Another slightly strange character is the girl-monster on the right. She has a sweet face but secretly has scales, a tail and lion’s feet (this always makes me think of the part in Bridget Jones’ Diary when Bridget is asked at a dinner party why there are so many single thirtysomething women and she replies that it doesn’t help that underneath their clothes they are covered in scales – though I’m sure Helen Fielding didn’t have Bronzino in mind!). Is she Fraud instead of the backless head? She also represents pleasure followed by pain, symbolised by the simultaneous holding of honeycomb and sting of a tail, suggesting she is offering a moral to Cupid, who is being lured into Venus’ love. It has been suggested that the jolly young boy, or putto, is throwing roses at Cupid to deceive him more into being seduced.
However, I don’t think the theme of love is too lost – Bronzino was incredibly interested in poetry and was a poet himself. He was especially enthralled by Petrarchan love poetry, Dante and bawdy poetry. One story often told is that Bronzino painted the Allegory to prove to the Accademia Florentina that another artist could create a painting to match and overtake Michelangelo’s Venus and Cupid in representing a mastery of the language of poetic love. What does the painting mean? Various things have been suggested by different art historians: Michael Levey suggested the conquest of love by beauty. Margaret Healy suggested Bronzino is warning man not to trust any sensory experience by duplicitous women. Charles Hope points to Venus removing Cupid’s arrow, suggesting that Cupid won’t be wounded: “The poet sings of Love and its passions; these are subject to Time and Oblivion, but poetry itself is enduring”, which ultimately suggests that Truth will always out. For me the meaning is clearly very ambiguous, but I love looking at the beautiful mannerist painting that stands out in its room at the National Gallery – it could be analysed and interpreted without end. Perhaps Bronzino meant to present a kind of truth about love or desire – this is probably quite apt as it was a diplomatic gift to Francis I of France, a lover of women. Maybe he was trying to put a playful spin on what was ultimately a warning to the king, but it shows the multiple ways art can be interpreted and themes presented. I love Bronzino and would recommend anyone going to see it, even if it isn’t the most romantic message about love for Valentine’s Day!

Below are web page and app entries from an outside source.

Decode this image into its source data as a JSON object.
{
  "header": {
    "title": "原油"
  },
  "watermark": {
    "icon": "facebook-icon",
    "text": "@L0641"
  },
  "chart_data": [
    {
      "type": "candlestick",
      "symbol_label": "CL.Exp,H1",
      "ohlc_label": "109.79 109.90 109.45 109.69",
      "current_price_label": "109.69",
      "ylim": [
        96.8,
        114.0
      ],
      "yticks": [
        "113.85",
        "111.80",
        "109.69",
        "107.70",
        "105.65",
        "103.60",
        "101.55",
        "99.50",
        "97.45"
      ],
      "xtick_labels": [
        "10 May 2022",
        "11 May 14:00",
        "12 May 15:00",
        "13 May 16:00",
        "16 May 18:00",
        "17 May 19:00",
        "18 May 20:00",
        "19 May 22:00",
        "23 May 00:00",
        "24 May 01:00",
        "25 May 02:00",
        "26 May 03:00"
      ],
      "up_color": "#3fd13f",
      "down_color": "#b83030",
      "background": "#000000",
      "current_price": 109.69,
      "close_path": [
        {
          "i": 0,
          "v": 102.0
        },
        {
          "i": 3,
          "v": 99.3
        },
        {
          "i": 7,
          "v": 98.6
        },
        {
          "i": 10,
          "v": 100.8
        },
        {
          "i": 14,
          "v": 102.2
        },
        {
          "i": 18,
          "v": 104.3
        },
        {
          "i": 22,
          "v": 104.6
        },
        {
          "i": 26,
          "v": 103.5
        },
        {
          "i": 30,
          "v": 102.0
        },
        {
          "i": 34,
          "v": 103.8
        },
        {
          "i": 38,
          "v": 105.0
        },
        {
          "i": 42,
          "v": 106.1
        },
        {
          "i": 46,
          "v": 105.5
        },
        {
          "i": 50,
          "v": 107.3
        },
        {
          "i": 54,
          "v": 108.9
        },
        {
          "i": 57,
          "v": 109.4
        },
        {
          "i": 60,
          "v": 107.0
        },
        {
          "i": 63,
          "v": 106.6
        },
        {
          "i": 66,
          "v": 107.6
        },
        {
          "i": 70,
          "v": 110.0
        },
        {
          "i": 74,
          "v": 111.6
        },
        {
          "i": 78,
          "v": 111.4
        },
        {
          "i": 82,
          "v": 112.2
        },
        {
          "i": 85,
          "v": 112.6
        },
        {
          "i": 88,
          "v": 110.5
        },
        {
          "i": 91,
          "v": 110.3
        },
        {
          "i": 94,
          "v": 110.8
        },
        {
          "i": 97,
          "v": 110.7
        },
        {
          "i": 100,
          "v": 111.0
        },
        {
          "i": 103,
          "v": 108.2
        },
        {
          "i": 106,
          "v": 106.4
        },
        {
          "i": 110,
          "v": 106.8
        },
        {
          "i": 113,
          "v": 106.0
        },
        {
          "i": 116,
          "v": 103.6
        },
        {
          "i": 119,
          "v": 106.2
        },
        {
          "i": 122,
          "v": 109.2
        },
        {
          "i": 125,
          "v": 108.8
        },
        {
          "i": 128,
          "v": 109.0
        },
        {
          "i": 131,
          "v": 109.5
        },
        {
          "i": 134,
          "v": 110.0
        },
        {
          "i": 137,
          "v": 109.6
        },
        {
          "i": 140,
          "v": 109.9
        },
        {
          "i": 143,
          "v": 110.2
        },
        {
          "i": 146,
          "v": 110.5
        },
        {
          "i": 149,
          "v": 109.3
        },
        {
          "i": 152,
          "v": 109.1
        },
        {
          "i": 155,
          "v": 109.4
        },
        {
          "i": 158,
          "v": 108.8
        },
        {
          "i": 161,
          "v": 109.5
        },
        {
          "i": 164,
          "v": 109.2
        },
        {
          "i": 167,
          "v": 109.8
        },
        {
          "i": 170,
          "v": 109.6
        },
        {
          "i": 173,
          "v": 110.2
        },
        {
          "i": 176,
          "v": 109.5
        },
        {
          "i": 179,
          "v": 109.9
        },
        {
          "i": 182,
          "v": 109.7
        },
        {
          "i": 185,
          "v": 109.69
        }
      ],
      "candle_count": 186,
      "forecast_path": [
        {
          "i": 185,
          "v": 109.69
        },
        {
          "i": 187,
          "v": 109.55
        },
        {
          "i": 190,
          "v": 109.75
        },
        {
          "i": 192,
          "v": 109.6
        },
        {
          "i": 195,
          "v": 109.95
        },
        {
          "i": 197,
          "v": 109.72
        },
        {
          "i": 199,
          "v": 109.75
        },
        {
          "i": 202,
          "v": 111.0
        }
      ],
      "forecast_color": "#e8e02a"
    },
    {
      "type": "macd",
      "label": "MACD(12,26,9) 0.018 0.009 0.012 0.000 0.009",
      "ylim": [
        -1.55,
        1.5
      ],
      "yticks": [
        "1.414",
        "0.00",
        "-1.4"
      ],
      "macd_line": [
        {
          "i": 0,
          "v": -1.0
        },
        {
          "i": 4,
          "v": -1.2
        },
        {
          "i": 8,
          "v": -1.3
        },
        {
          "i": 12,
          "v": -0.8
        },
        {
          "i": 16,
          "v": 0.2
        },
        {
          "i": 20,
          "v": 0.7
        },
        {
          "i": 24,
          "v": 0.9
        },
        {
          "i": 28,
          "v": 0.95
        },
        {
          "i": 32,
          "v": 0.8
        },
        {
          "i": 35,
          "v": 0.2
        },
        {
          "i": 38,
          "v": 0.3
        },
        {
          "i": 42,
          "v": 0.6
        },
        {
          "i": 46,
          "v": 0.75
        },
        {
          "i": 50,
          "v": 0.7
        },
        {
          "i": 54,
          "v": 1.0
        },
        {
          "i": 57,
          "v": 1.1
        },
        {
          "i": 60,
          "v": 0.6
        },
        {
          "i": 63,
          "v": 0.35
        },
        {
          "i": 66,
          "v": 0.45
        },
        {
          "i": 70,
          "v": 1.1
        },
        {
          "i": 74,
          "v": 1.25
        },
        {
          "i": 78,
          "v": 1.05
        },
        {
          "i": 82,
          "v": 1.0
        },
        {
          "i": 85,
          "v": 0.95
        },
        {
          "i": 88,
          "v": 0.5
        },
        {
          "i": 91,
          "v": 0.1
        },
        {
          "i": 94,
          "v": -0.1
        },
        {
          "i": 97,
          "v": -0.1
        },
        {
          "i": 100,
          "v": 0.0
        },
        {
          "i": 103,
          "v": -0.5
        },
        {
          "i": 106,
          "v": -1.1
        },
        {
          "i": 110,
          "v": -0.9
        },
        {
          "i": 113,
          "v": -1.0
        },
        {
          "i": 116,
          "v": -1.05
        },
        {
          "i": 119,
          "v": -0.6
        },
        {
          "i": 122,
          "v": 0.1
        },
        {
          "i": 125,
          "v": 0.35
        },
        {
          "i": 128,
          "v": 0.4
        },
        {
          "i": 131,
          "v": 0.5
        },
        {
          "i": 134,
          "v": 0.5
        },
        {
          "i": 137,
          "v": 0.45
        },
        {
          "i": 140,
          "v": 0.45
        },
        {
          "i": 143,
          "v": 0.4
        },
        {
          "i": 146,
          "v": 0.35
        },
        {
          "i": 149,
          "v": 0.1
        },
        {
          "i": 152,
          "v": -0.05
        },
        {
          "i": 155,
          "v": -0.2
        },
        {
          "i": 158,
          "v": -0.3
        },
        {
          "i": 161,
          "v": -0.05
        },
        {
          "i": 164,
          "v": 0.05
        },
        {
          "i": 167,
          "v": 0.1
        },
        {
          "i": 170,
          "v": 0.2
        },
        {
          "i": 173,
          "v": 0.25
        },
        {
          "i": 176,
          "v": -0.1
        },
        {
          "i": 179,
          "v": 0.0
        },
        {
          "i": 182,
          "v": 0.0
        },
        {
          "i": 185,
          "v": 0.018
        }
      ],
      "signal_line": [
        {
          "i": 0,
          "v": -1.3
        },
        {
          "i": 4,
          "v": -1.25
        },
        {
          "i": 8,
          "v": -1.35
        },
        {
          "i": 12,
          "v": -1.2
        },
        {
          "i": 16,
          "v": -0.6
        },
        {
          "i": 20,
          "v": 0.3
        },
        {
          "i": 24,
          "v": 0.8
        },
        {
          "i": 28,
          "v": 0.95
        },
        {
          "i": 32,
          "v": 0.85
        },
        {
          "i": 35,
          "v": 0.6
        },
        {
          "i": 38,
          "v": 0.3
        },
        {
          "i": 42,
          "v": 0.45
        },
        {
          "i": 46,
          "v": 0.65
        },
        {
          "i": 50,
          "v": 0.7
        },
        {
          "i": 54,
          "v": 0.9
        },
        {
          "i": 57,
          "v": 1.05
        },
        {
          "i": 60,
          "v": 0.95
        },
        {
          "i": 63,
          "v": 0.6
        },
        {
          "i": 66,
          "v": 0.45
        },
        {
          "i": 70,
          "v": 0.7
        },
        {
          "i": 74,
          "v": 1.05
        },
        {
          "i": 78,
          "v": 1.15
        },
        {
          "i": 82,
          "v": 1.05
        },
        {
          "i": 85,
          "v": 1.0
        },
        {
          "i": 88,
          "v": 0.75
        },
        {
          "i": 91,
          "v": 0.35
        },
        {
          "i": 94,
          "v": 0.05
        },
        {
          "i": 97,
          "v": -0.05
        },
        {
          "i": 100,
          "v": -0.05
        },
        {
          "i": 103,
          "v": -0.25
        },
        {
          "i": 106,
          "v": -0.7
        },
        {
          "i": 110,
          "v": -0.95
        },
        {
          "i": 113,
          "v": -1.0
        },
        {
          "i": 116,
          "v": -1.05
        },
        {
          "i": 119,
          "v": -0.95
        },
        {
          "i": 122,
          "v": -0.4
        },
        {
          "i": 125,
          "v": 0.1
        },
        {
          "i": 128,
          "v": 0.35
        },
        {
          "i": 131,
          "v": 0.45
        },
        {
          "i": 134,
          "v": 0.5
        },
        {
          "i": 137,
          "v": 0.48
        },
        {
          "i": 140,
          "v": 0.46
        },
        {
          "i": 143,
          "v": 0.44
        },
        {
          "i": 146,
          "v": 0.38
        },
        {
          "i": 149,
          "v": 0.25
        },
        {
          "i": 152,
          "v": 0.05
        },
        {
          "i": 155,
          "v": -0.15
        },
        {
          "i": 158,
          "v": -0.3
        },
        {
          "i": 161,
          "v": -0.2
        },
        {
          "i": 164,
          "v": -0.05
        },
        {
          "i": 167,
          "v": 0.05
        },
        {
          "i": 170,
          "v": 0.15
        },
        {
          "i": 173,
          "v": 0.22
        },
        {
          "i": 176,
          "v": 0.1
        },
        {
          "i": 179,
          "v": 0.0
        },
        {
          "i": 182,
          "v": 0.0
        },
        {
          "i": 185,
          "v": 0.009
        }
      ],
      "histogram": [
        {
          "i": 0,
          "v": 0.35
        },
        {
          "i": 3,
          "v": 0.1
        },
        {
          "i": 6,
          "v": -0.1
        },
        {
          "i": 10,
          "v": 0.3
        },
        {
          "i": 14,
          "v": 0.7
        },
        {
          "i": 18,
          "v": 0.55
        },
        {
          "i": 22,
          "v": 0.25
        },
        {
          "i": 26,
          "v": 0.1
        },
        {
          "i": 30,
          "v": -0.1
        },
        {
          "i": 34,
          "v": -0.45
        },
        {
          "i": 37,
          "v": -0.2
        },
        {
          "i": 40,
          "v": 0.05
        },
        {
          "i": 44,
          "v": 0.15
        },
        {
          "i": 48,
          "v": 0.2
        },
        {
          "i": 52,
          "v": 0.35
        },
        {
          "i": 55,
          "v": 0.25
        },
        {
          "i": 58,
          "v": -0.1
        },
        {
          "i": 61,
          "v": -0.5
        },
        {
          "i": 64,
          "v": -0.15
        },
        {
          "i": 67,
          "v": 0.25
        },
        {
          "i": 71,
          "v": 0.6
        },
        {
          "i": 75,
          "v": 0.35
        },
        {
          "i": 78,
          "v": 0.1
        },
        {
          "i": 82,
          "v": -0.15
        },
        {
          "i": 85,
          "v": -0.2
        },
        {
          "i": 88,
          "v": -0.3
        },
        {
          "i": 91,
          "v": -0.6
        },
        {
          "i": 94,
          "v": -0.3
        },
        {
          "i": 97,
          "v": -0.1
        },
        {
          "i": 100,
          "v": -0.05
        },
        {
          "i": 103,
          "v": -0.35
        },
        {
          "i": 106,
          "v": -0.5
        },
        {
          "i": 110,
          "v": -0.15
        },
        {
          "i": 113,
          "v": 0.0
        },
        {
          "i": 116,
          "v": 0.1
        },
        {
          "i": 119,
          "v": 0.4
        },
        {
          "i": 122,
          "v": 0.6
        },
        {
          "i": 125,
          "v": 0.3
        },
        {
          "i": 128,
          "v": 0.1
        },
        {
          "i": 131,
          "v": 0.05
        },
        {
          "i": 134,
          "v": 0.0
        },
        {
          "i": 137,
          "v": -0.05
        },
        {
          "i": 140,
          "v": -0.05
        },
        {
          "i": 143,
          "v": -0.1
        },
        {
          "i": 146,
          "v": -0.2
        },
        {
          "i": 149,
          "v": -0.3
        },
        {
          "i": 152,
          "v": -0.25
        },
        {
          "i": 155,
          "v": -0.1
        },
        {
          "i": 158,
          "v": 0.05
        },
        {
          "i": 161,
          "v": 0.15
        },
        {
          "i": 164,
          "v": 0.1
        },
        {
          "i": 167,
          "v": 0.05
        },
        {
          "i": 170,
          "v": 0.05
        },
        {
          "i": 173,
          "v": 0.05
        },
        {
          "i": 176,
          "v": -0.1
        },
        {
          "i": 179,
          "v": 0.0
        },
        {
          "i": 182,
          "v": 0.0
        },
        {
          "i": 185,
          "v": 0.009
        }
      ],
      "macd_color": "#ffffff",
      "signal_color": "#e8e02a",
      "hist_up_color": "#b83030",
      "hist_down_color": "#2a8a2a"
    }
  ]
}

- I feel like I always write this, but go see it in the National Gallery! The Gallery are also doing some really interesting videos at the moment that I’ve spotted on Twitter about curators’ favourite paintings, so they are well worth a watch.